We want to avoid the things that don’t feel good. But often, we are only perpetuating the problem by doing so.

There is a saying I heard a while back that applies to this principle.

My life is perfectly designed to get the results it is getting.

It is a simple statement, but a profound one.

Our lives are perfectly designed to bear the fruit that we produce. We are the architects of that design.

The reason that conflict is prone to repeat itself is because we continue to operate and treat conflict in the same way.

I often use the analogy of a fruit tree.

When we have “bad apples” growing on the tree, our tendency is to pick off the rotting fruit and focus on the more acceptable produce.

We prune the tree, hoping that will take care of the problem.

In reality, we need to treat the soil and look at the root system of the tree.

If you feel stuck in a cycle of fruit that you do not like—it is time to change the design.

Part of changing the design is accomplished by changing your behavior. Learn to lean into the conflict.

Good things are on the other side of the difficult conversation or problem, but you have to be willing to confront and lean into it.
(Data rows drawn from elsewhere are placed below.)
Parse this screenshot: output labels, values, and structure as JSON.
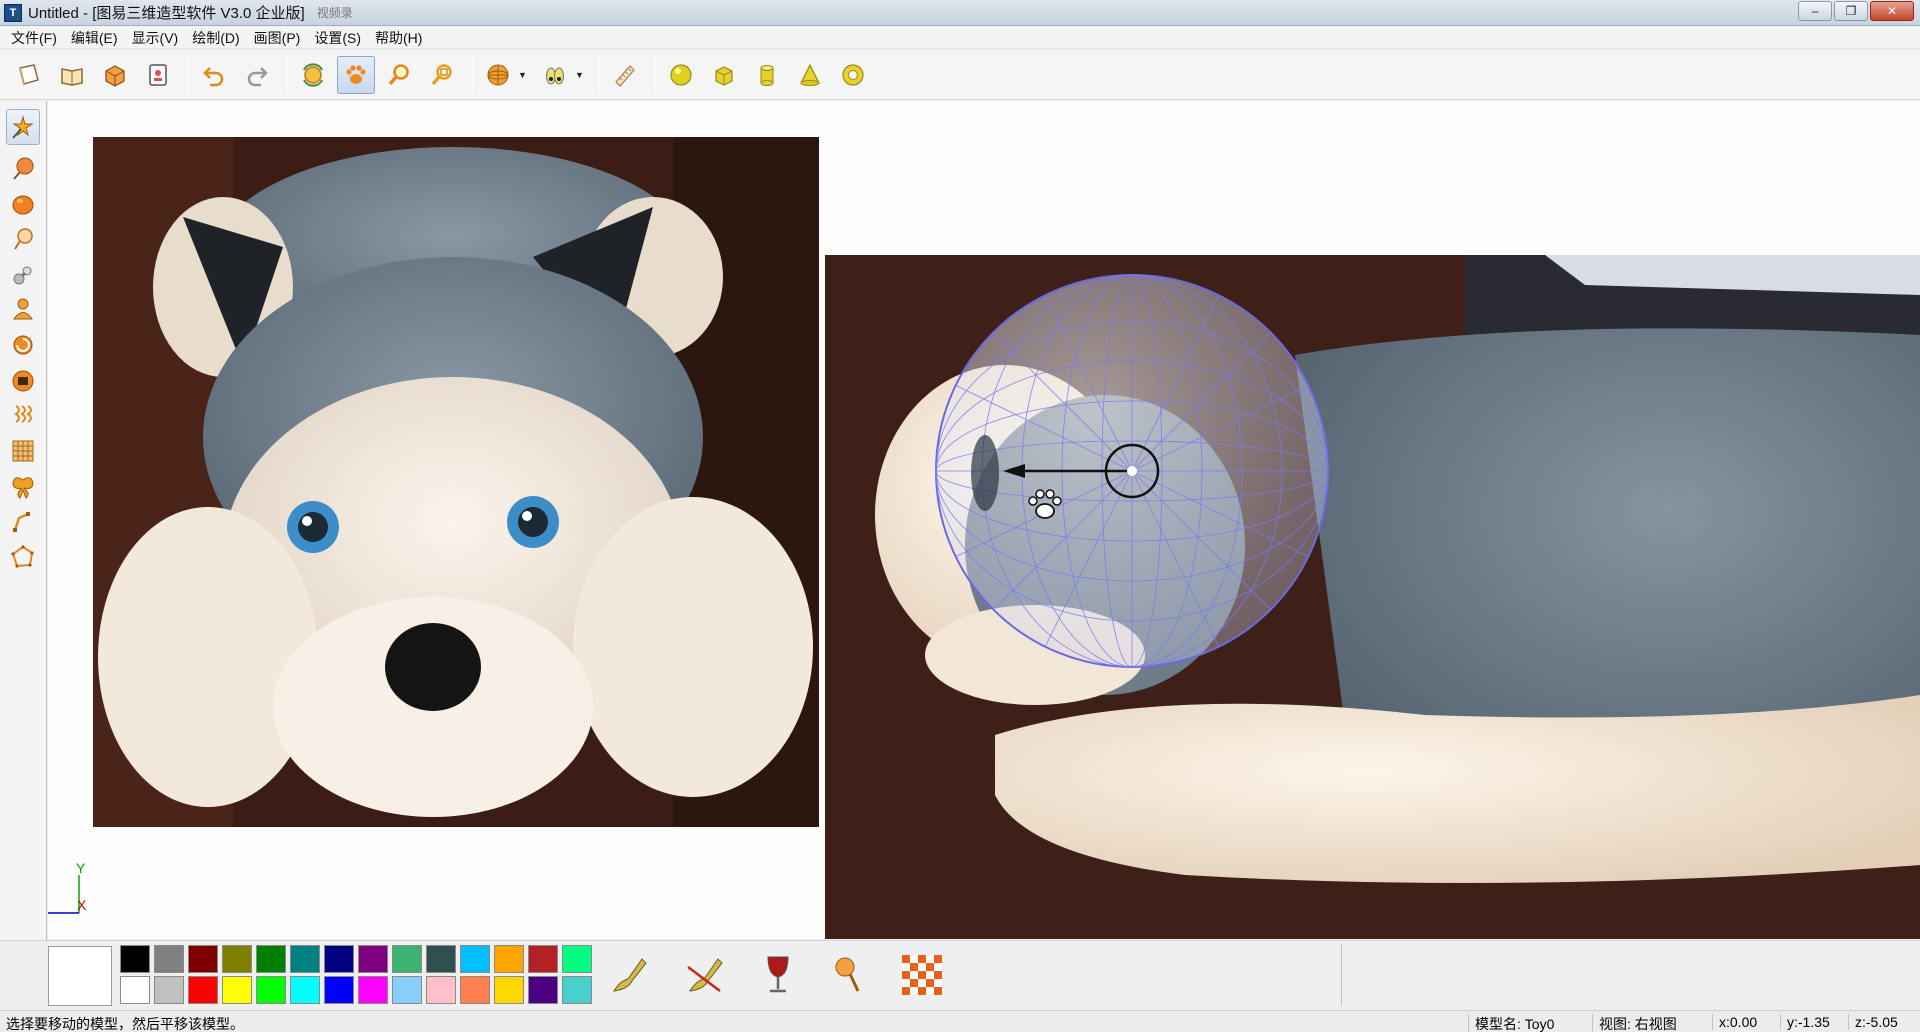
{
  "window": {
    "title": "Untitled - [图易三维造型软件 V3.0 企业版]",
    "faded_suffix": "视频录",
    "controls": {
      "minimize": "–",
      "maximize": "❐",
      "close": "✕"
    }
  },
  "menu": [
    "文件(F)",
    "编辑(E)",
    "显示(V)",
    "绘制(D)",
    "画图(P)",
    "设置(S)",
    "帮助(H)"
  ],
  "toolbar": {
    "buttons": [
      {
        "name": "new-file",
        "icon": "new-page-icon"
      },
      {
        "name": "open-file",
        "icon": "open-book-icon"
      },
      {
        "name": "save-file",
        "icon": "save-box-icon"
      },
      {
        "name": "export",
        "icon": "export-icon"
      },
      {
        "name": "undo",
        "icon": "undo-icon"
      },
      {
        "name": "redo",
        "icon": "redo-icon"
      },
      {
        "name": "rotate-view",
        "icon": "rotate-icon"
      },
      {
        "name": "pan-view",
        "icon": "paw-icon",
        "active": true
      },
      {
        "name": "zoom-in",
        "icon": "zoom-in-icon"
      },
      {
        "name": "zoom-window",
        "icon": "zoom-window-icon"
      },
      {
        "name": "render-mode",
        "icon": "sphere-shade-icon",
        "dropdown": true
      },
      {
        "name": "view-mode",
        "icon": "eyes-icon",
        "dropdown": true
      },
      {
        "name": "measure",
        "icon": "ruler-icon"
      },
      {
        "name": "sphere",
        "icon": "sphere-icon"
      },
      {
        "name": "cube",
        "icon": "cube-icon"
      },
      {
        "name": "cylinder",
        "icon": "cylinder-icon"
      },
      {
        "name": "cone",
        "icon": "cone-icon"
      },
      {
        "name": "torus",
        "icon": "torus-icon"
      }
    ]
  },
  "left_tools": [
    "magic-wand-icon",
    "balloon-icon",
    "ellipse-icon",
    "lasso-icon",
    "bone-icon",
    "person-icon",
    "rotate-tool-icon",
    "frame-icon",
    "spring-icon",
    "grid-icon",
    "butterfly-icon",
    "path-icon",
    "polygon-icon"
  ],
  "axis": {
    "y_label": "Y",
    "x_label": "X"
  },
  "palette": {
    "top_row": [
      "#000000",
      "#808080",
      "#800000",
      "#808000",
      "#008000",
      "#008080",
      "#000080",
      "#800080",
      "#3cb371",
      "#2f4f4f",
      "#00bfff",
      "#ffa500",
      "#b22222",
      "#00ff7f"
    ],
    "bottom_row": [
      "#ffffff",
      "#c0c0c0",
      "#ff0000",
      "#ffff00",
      "#00ff00",
      "#00ffff",
      "#0000ff",
      "#ff00ff",
      "#87cefa",
      "#ffc0cb",
      "#ff7f50",
      "#ffd700",
      "#4b0082",
      "#48d1cc"
    ],
    "tools": [
      "brush-icon",
      "eraser-brush-icon",
      "wine-glass-icon",
      "spray-icon",
      "checkerboard-icon"
    ]
  },
  "status": {
    "message": "选择要移动的模型，然后平移该模型。",
    "model_name": "模型名: Toy0",
    "view": "视图: 右视图",
    "x": "x:0.00",
    "y": "y:-1.35",
    "z": "z:-5.05"
  }
}
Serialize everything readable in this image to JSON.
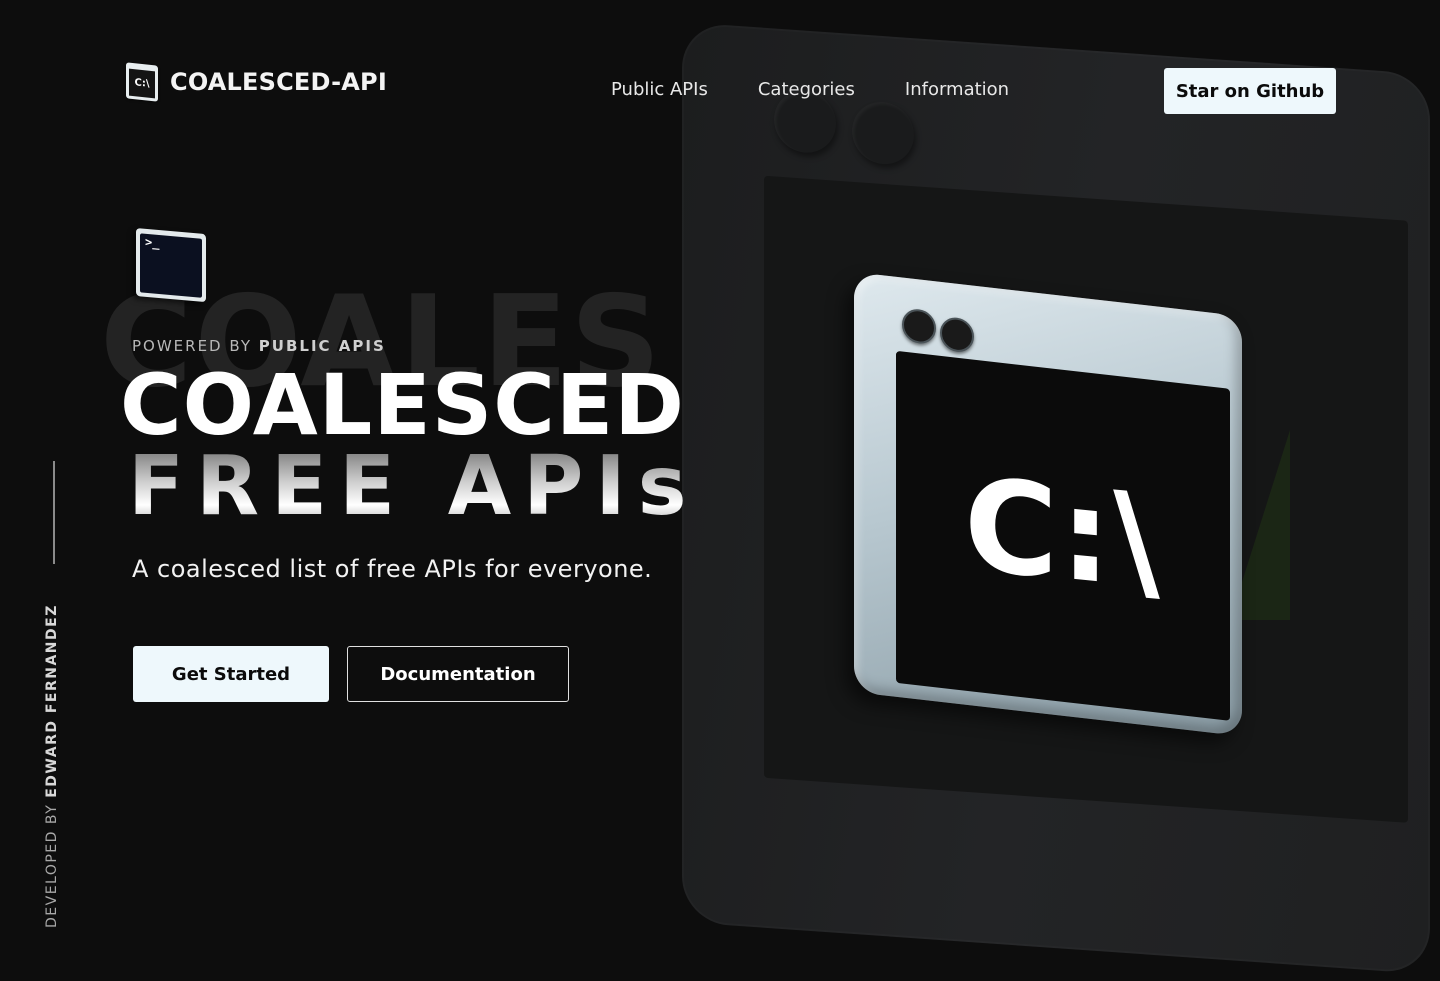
{
  "header": {
    "brand_icon_text": "C:\\",
    "brand_name": "COALESCED-API",
    "nav": [
      {
        "label": "Public APIs"
      },
      {
        "label": "Categories"
      },
      {
        "label": "Information"
      }
    ],
    "github_button": "Star on Github"
  },
  "hero": {
    "ghost_word": "COALES",
    "mini_terminal_prompt": ">_",
    "powered_prefix": "POWERED BY",
    "powered_name": "PUBLIC APIS",
    "title": "COALESCED",
    "subtitle": "FREE APIs",
    "tagline": "A coalesced list of free APIs for everyone.",
    "primary_button": "Get Started",
    "secondary_button": "Documentation"
  },
  "illustration": {
    "terminal_text": "C:\\"
  },
  "side": {
    "credit_prefix": "DEVELOPED BY",
    "credit_name": "EDWARD FERNANDEZ"
  },
  "colors": {
    "background": "#0d0d0d",
    "button_light": "#eef8fc",
    "text": "#ffffff"
  }
}
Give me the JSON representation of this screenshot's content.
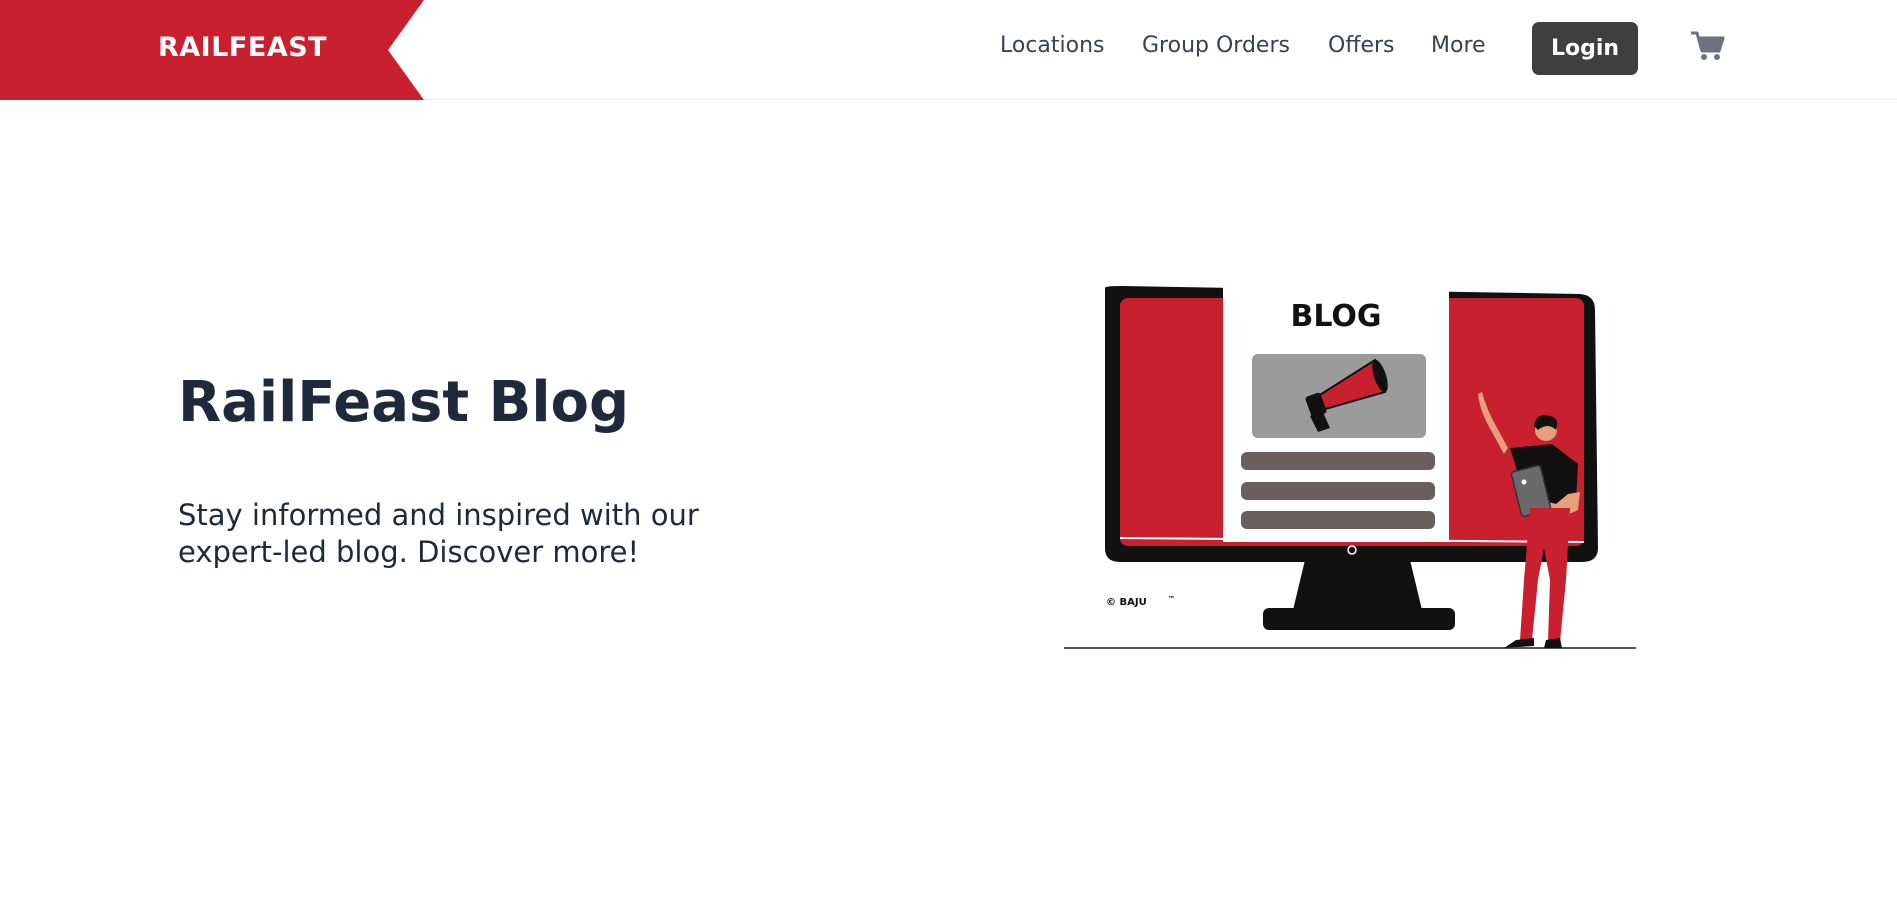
{
  "header": {
    "logo_text": "RAILFEAST",
    "nav": [
      "Locations",
      "Group Orders",
      "Offers",
      "More"
    ],
    "login_label": "Login",
    "cart_icon": "cart-icon"
  },
  "hero": {
    "title": "RailFeast Blog",
    "subtitle": "Stay informed and inspired with our expert-led blog. Discover more!"
  },
  "illustration": {
    "screen_label": "BLOG",
    "credit": "© BAJU",
    "trademark": "™"
  },
  "colors": {
    "brand_red": "#c9202f",
    "dark_button": "#3f3f3f",
    "heading": "#1e293b",
    "nav_text": "#374151"
  }
}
You need to make a proactive approach to changing the design of your life. Until you do—unhealthy conflict will continue to repeat itself.

Avoidance is not resolution.

When conflict is not seen through to the other side, you will find yourself coming back around the mountain to the very same place you started. Another conflict, another strained relationship.

The ability to embrace difficulty and conflict is the road less traveled. We don’t accomplish change overnight. There are baby steps in between.

Change starts with a decision. If you don’t like the fruit you see in your life—make a commitment to do something differently.

Once you have made the decision to change, it is important to find the tools you need to work through the conflict you are facing.

So much of what we offer in our resources equips you to handle the difficult conversations in your life.

We can tell you how to be successful in difficult conversations, but it is up to you to apply those tools in a real-life setting.

After a season of leaning into the conflict, you may feel more uncomfortable than at peace. Facing our problems and strained relationships is not easy. It is normal to feel disjointed or even turned around.

Keeping that in mind—how do we know when we have started to break the cycle of repeated conflict?

Let’s revisit the picture of an apple tree.

When we haven’t taken care of the soil and root system of a tree producing unhealthy fruit, we will only get more of the same apples.

You know that you are experiencing growth in your ability to handle conflict when the fruit of that conflict changes.

For example, maybe you have a tendency to blow up in an argument. The fact that you have learned to keep your cool when people disagree with you is “new” fruit.

What if your knee-jerk reaction is to avoid the conflict? You don’t fight, you take flight. New fruit would look like speaking up and addressing the conflict with the other party in a respectful but confident way.

Success is when you and the other party are able to process what you need to process, and resolution is a mutual goal.

A person knows when they bite into a bad apple, just like they know when they bite into a good one.

You know when the quality of your relationship is waning, and you know when it is thriving.

Healthy process is possible. We may be hardwired for adversity, but we are not hardwired for failure.

Your life is what you make it.

Design it for success by choosing to lean into the struggle. You and your relationships are worth the effort.

These are just a few insights that will help you navigate those critical conversations in your life and career, but there’s so much more.

There are powerful tools that can really help you become more effective, and we at Ember Learning are here to help. With over 25 years of professional consulting in top businesses around the country, we want to share some of our top insights with you.

Download our FREE PDF “15 Ways to Turn Hard Conversations into Win-Win Dialogue” now!